# How to complete this task:
Copy each line below exactly as it appears. Pictures are to be omitted.
□ □ □
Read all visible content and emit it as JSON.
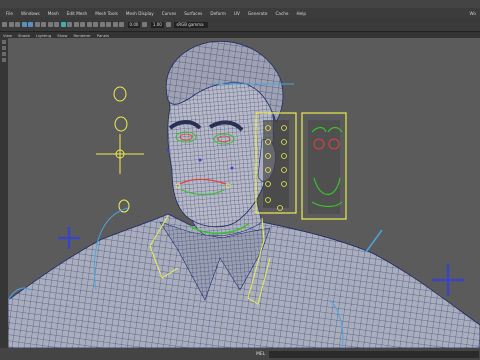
{
  "menu": {
    "items": [
      "File",
      "Windows",
      "Mesh",
      "Edit Mesh",
      "Mesh Tools",
      "Mesh Display",
      "Curves",
      "Surfaces",
      "Deform",
      "UV",
      "Generate",
      "Cache",
      "Help"
    ],
    "corner_label": "Wo"
  },
  "toolbar": {
    "field_a": "0.00",
    "field_b": "1.00",
    "camera_field": "sRGB gamma"
  },
  "panel": {
    "items": [
      "View",
      "Shade",
      "Lighting",
      "Show",
      "Renderer",
      "Panels"
    ]
  },
  "status": {
    "language_label": "MEL"
  },
  "colors": {
    "viewport_bg": "#5b5b5b",
    "wire": "#1f2a66",
    "rig_yellow": "#ecec50",
    "rig_blue": "#3a46c0",
    "rig_light_blue": "#47a6e0",
    "rig_green": "#38c030",
    "rig_red": "#e04040"
  }
}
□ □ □
# Problem solution:
Read all visible content and emit it as JSON.
{
  "menu": {
    "items": [
      "File",
      "Windows",
      "Mesh",
      "Edit Mesh",
      "Mesh Tools",
      "Mesh Display",
      "Curves",
      "Surfaces",
      "Deform",
      "UV",
      "Generate",
      "Cache",
      "Help"
    ],
    "corner_label": "Wo"
  },
  "toolbar": {
    "field_a": "0.00",
    "field_b": "1.00",
    "camera_field": "sRGB gamma"
  },
  "panel": {
    "items": [
      "View",
      "Shade",
      "Lighting",
      "Show",
      "Renderer",
      "Panels"
    ]
  },
  "status": {
    "language_label": "MEL"
  },
  "colors": {
    "viewport_bg": "#5b5b5b",
    "wire": "#1f2a66",
    "rig_yellow": "#ecec50",
    "rig_blue": "#3a46c0",
    "rig_light_blue": "#47a6e0",
    "rig_green": "#38c030",
    "rig_red": "#e04040"
  }
}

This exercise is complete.